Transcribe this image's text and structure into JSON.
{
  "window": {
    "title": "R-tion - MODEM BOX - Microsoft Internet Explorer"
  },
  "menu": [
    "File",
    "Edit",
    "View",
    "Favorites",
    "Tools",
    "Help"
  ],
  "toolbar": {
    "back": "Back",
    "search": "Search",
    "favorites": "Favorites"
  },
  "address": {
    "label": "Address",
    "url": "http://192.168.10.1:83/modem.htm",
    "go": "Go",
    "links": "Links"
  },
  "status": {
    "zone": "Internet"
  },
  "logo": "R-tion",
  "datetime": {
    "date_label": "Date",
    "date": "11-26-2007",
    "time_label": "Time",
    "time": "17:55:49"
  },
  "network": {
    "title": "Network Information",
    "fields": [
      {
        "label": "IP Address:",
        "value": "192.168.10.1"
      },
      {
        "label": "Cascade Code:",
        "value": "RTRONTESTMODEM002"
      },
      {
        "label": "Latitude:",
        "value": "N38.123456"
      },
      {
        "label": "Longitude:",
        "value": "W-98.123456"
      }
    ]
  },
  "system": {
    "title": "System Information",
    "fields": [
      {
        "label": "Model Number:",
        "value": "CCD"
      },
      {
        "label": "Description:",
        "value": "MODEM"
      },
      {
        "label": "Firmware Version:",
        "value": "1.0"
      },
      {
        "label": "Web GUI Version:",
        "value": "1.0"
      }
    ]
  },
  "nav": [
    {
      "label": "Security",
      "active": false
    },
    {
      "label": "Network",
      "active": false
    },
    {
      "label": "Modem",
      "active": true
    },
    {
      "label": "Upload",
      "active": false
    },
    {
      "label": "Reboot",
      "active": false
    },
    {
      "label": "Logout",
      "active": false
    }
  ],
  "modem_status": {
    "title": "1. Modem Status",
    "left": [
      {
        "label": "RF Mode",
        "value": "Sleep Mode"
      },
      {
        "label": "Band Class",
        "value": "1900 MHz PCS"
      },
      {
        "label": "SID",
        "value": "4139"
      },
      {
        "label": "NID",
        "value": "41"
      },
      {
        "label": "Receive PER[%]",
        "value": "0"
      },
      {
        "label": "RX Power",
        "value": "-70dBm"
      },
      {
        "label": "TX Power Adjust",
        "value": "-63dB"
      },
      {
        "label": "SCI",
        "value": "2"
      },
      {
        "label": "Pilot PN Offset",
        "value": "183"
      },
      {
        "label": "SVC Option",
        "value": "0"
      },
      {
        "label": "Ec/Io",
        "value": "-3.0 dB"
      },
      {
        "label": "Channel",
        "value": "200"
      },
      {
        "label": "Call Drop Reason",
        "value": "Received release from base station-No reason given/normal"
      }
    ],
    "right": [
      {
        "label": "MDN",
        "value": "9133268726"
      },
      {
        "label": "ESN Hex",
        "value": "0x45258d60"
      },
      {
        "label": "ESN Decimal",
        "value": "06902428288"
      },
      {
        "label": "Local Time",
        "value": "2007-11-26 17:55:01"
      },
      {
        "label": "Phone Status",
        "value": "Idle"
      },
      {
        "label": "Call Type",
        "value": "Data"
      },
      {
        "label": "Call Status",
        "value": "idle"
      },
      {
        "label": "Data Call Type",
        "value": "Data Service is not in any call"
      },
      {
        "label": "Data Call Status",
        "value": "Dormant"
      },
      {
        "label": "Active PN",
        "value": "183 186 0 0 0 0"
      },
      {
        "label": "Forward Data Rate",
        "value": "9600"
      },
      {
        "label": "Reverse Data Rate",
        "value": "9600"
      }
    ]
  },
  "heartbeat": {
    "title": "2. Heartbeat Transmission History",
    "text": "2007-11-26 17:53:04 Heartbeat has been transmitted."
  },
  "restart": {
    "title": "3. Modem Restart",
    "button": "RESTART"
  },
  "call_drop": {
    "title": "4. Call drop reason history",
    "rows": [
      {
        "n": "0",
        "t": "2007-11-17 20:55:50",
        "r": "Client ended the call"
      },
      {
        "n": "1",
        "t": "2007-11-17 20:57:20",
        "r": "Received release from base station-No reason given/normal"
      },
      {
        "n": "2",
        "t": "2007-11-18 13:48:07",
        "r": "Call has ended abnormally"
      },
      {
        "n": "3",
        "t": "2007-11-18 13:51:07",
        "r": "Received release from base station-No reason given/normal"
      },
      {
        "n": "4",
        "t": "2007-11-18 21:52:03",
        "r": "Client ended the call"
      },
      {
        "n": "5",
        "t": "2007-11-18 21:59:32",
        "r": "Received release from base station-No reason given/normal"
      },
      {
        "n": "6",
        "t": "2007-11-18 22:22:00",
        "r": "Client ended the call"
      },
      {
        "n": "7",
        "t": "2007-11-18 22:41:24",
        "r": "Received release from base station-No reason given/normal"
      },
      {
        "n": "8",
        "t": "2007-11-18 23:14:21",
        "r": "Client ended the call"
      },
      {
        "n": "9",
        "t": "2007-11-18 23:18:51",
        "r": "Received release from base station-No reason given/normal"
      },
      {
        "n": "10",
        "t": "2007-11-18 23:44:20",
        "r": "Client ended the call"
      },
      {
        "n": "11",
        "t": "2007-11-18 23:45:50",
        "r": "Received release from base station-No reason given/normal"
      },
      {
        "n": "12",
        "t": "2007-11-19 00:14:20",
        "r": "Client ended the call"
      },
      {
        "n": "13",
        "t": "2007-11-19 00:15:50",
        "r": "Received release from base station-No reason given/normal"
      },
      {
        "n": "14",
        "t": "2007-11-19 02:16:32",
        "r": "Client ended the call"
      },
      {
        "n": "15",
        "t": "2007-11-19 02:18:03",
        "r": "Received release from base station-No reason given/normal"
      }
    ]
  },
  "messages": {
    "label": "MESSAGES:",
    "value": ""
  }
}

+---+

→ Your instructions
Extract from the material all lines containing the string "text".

→ Solution to this problem
Transcribe this image's text and structure into JSON.
    "text": "2007-11-26 17:53:04 Heartbeat has been transmitted."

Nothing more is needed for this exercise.